After a court reduced the amount a jury said Hewlett-Packard should pay Cornell University in a patent dispute, HP filed an appeal, apparently hoping for a further reduction or a reversal of the infringement decision.
On March 30, the U.S. District Court for the Northern District of New York reduced the amount a jury said HP should pay Cornell University and the Cornell Research Foundation from US$184 million to $53 million.
HP filed an appeal of the lowered judgment on Friday.
The dispute centers on a patent issued for technology created by a Cornell professor, Hwa Torng, in 1983. Cornell initially filed its complaint in 2001 and sought $575 million from HP. Last June, a jury found that HP infringed the patent and should pay $184 million in damages for doing so.
The technology behind the patent enables processors to handle multiple instructions at the same time and reduce data dependency between instruction sets. Processors originally handled instructions one at a time and each instruction set was dependent on the next, but Torng's invention cut that bottleneck, which helped speed up computers.
Cornell alleges that HP infringes that patent in its PA-8000 family of microprocessors as well as servers and workstations that use those processors. Since the patent expired on February 21, 2006, the dispute does not affect future sales of HP products, HP said.
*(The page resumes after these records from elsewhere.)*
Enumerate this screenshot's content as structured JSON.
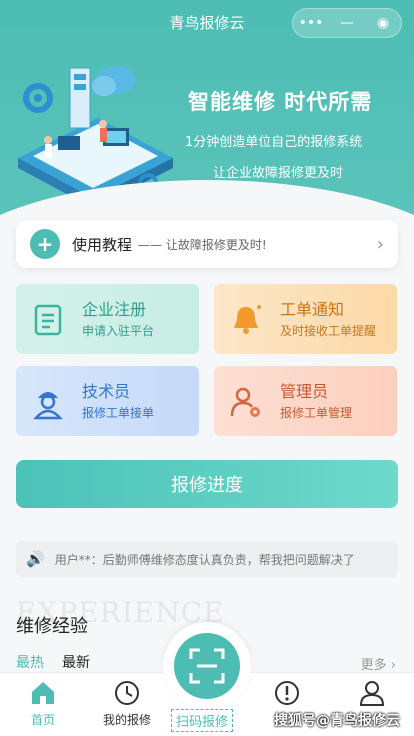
{
  "app": {
    "title": "青鸟报修云"
  },
  "capsule": {
    "more": "•••",
    "minimize": "—",
    "close": "◉"
  },
  "hero": {
    "slogan_main": "智能维修 时代所需",
    "slogan_line1": "1分钟创造单位自己的报修系统",
    "slogan_line2": "让企业故障报修更及时"
  },
  "tutorial": {
    "plus": "+",
    "title": "使用教程",
    "subtitle": "—— 让故障报修更及时!",
    "chevron": "›"
  },
  "cards": [
    {
      "title": "企业注册",
      "subtitle": "申请入驻平台",
      "icon": "clipboard-icon"
    },
    {
      "title": "工单通知",
      "subtitle": "及时接收工单提醒",
      "icon": "bell-icon"
    },
    {
      "title": "技术员",
      "subtitle": "报修工单接单",
      "icon": "worker-icon"
    },
    {
      "title": "管理员",
      "subtitle": "报修工单管理",
      "icon": "admin-icon"
    }
  ],
  "progress_button": "报修进度",
  "notice": {
    "text": "用户**：后勤师傅维修态度认真负责，帮我把问题解决了"
  },
  "experience": {
    "watermark": "EXPERIENCE",
    "title": "维修经验",
    "tab_hot": "最热",
    "tab_new": "最新",
    "more": "更多 ›"
  },
  "nav": {
    "home": "首页",
    "my_repairs": "我的报修",
    "scan": "扫码报修",
    "report": "",
    "profile": ""
  },
  "footer_note": "搜狐号@青鸟报修云",
  "colors": {
    "accent": "#4dbdb4",
    "orange": "#f0a33a"
  }
}
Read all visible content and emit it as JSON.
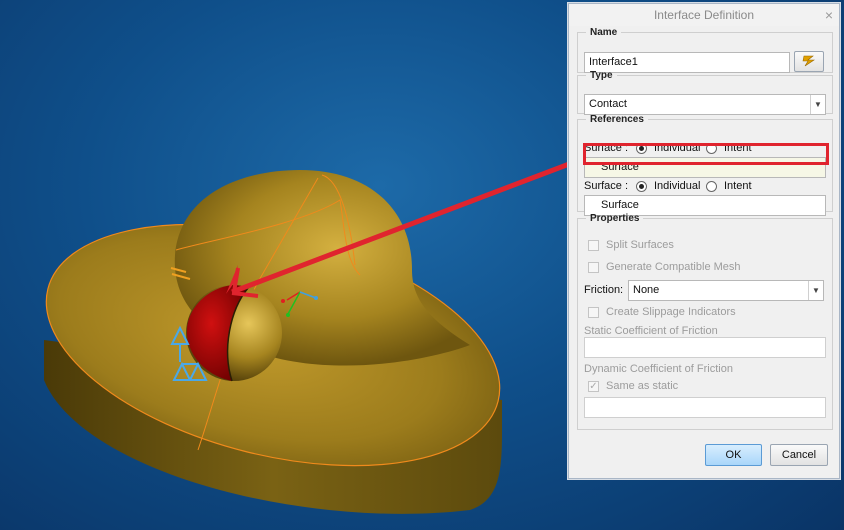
{
  "dialog": {
    "title": "Interface Definition",
    "close_label": "×"
  },
  "name_group": {
    "legend": "Name",
    "value": "Interface1",
    "button_icon": "lightning-icon"
  },
  "type_group": {
    "legend": "Type",
    "selected": "Contact"
  },
  "references": {
    "legend": "References",
    "surface1_label": "Surface :",
    "surface1_option_individual": "Individual",
    "surface1_option_intent": "Intent",
    "surface1_value": "Surface",
    "surface2_label": "Surface :",
    "surface2_option_individual": "Individual",
    "surface2_option_intent": "Intent",
    "surface2_value": "Surface"
  },
  "properties": {
    "legend": "Properties",
    "split_surfaces": "Split Surfaces",
    "generate_mesh": "Generate Compatible Mesh",
    "friction_label": "Friction:",
    "friction_value": "None",
    "slippage": "Create Slippage Indicators",
    "static_label": "Static Coefficient of Friction",
    "dynamic_label": "Dynamic Coefficient of Friction",
    "same_as_static": "Same as static"
  },
  "buttons": {
    "ok": "OK",
    "cancel": "Cancel"
  },
  "colors": {
    "model": "#a8861f",
    "highlight": "#e0242e",
    "background": "#0f4f8a"
  }
}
Cornell did not immediately offer comment on this latest appeal in the case.